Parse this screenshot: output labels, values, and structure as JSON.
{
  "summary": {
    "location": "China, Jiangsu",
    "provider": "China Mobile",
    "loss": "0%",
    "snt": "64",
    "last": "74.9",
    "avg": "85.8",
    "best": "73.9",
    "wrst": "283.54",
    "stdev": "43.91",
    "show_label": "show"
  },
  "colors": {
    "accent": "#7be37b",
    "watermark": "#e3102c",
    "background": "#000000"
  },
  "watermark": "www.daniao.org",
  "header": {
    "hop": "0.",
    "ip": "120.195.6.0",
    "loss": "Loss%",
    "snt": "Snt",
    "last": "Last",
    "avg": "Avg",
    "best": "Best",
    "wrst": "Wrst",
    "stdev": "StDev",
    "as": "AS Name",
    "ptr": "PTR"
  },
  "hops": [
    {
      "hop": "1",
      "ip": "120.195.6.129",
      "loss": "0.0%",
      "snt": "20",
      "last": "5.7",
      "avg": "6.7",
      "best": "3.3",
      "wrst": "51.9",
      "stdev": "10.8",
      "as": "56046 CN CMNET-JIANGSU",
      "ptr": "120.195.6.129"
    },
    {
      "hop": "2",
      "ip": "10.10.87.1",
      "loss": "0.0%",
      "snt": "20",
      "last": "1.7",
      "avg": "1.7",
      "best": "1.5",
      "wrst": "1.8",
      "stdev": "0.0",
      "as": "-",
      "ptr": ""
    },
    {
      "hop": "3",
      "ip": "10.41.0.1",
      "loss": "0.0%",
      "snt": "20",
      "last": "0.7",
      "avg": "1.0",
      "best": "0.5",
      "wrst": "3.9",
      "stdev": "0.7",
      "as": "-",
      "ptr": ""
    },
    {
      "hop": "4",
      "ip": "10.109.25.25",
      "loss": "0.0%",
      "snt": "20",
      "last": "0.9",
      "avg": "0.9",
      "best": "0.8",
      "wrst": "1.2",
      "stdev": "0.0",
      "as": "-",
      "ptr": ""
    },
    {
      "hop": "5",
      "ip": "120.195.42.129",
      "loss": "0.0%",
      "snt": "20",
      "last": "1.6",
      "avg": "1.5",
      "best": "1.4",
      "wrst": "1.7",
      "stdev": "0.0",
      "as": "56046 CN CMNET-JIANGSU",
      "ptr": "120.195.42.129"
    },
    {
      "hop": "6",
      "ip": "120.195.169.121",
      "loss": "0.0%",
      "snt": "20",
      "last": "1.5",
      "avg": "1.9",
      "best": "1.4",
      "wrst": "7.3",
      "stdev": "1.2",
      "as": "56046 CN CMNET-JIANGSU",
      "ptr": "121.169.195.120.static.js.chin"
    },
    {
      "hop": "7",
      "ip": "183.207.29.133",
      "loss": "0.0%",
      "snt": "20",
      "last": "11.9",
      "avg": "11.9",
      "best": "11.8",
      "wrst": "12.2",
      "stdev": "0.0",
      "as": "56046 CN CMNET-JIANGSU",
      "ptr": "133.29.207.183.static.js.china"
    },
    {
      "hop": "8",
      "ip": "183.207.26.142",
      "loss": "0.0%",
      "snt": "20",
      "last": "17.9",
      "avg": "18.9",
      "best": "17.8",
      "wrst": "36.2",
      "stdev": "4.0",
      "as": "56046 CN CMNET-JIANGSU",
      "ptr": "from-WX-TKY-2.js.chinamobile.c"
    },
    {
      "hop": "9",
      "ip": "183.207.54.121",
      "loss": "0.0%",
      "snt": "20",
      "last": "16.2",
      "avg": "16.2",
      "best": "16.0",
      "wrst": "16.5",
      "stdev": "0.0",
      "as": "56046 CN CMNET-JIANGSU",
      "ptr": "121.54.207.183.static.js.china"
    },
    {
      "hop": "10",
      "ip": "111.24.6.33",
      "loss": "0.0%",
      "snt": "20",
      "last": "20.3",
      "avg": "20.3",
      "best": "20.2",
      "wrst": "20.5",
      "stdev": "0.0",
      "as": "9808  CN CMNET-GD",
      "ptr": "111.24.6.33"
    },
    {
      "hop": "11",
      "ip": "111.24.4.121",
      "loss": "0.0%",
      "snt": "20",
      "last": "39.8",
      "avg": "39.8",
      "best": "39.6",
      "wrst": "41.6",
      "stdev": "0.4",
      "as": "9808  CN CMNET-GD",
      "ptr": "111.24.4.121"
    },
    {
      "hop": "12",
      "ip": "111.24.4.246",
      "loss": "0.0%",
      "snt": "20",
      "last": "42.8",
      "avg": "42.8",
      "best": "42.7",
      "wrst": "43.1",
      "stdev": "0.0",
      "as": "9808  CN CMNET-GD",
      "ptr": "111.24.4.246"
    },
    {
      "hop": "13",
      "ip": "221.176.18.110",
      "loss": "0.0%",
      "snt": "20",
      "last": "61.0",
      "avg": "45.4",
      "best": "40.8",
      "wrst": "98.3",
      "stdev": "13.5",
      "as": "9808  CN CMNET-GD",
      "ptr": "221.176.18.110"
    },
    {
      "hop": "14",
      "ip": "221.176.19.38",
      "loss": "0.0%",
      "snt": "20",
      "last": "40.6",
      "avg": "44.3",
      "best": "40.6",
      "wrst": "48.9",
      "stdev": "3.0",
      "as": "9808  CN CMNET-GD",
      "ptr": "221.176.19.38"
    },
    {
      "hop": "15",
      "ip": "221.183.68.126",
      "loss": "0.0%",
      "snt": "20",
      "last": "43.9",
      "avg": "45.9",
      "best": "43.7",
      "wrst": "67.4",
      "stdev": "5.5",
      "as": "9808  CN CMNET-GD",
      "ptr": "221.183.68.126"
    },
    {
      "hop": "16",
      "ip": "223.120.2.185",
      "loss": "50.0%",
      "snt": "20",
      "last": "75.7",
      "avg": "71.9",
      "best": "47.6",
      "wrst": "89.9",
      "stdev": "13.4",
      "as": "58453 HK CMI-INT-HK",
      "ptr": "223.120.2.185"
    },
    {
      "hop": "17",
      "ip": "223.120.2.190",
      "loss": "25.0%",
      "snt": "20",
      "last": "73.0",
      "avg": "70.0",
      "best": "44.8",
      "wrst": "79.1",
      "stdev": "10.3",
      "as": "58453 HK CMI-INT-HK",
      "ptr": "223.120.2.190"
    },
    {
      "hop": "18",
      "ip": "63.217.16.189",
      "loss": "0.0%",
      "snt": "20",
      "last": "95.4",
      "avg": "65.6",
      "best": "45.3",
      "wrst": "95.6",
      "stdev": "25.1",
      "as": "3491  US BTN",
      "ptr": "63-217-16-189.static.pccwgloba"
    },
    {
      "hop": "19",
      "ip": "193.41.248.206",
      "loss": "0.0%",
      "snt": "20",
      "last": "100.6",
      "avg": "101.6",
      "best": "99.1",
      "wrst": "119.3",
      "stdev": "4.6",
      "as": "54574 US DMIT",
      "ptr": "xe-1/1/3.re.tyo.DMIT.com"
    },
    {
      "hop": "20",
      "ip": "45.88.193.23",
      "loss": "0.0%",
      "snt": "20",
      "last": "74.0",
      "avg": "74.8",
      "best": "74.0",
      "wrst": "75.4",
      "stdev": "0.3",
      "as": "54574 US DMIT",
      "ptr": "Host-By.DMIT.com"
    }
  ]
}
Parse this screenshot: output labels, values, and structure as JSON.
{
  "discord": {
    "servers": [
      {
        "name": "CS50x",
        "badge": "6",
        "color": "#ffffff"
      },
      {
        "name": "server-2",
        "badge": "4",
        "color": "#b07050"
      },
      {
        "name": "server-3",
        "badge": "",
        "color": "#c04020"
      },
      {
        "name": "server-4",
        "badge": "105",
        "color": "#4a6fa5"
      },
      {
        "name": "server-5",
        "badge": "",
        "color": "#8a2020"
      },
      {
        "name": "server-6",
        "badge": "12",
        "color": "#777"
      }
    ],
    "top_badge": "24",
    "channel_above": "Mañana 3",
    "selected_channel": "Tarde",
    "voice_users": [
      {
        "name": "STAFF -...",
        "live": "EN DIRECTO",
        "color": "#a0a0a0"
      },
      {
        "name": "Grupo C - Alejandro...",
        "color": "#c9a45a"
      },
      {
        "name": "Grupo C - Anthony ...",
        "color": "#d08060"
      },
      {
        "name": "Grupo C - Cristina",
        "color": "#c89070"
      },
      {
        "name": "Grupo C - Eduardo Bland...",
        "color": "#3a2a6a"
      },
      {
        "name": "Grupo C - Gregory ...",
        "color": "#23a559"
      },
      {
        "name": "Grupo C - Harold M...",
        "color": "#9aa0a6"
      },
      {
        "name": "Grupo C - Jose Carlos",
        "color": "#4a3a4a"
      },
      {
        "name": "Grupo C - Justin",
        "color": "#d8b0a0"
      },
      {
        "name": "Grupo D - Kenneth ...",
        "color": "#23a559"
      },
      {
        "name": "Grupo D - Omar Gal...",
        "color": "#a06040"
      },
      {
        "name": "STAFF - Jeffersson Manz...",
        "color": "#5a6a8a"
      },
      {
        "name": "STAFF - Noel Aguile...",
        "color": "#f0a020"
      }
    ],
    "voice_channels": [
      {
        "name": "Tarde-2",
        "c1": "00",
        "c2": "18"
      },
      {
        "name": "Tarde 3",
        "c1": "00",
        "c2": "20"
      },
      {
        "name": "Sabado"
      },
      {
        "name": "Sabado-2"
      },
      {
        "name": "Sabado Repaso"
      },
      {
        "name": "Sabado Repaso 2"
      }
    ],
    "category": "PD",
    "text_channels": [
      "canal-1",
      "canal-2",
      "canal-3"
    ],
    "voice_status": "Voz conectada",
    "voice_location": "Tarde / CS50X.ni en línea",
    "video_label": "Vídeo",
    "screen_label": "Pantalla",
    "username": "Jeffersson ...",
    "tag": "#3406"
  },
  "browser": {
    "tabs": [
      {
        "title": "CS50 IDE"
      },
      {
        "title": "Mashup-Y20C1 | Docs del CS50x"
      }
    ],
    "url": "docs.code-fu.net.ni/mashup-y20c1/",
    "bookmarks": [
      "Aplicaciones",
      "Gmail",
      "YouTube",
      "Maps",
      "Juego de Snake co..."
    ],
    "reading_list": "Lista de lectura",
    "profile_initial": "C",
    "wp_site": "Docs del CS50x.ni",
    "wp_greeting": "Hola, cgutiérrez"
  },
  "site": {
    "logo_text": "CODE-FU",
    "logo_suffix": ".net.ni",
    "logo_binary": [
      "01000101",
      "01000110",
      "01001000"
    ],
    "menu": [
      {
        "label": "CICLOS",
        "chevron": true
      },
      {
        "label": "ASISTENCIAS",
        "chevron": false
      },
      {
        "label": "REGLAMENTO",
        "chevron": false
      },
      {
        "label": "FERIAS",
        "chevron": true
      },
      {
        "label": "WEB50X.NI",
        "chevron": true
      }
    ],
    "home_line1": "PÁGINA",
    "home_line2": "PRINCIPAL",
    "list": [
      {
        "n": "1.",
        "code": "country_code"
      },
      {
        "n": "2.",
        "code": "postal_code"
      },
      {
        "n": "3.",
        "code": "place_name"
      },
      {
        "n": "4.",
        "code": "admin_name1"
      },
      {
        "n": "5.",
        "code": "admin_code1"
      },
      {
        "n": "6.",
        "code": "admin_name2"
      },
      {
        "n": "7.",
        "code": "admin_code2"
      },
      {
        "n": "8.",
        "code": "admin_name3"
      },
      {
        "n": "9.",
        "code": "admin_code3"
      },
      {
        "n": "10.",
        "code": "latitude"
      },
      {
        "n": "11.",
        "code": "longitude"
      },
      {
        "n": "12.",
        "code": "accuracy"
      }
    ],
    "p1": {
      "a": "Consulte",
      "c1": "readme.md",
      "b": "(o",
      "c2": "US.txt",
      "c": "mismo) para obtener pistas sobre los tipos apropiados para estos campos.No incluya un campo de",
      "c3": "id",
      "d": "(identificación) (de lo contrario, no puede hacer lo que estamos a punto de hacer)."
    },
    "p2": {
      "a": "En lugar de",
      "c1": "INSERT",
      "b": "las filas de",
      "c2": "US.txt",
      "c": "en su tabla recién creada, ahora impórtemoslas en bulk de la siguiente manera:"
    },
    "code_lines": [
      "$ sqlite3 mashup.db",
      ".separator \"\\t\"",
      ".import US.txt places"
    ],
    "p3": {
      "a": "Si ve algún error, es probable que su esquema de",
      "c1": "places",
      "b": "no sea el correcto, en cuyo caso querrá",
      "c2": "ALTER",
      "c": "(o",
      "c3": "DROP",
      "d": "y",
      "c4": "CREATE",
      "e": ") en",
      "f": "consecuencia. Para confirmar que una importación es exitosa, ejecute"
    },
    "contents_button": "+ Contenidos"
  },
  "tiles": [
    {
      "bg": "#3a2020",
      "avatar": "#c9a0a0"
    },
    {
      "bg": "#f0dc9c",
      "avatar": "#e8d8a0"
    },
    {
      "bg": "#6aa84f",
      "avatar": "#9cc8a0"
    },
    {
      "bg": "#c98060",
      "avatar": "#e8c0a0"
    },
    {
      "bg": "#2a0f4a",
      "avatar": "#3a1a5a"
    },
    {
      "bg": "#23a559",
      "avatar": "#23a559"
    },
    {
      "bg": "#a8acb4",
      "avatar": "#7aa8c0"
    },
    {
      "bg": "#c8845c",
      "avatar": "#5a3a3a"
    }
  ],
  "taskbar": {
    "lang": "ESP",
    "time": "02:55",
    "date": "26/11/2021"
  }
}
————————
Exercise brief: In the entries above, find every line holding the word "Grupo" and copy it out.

Result below:
        "name": "Grupo C - Alejandro...",
        "name": "Grupo C - Anthony ...",
        "name": "Grupo C - Cristina",
        "name": "Grupo C - Eduardo Bland...",
        "name": "Grupo C - Gregory ...",
        "name": "Grupo C - Harold M...",
        "name": "Grupo C - Jose Carlos",
        "name": "Grupo C - Justin",
        "name": "Grupo D - Kenneth ...",
        "name": "Grupo D - Omar Gal...",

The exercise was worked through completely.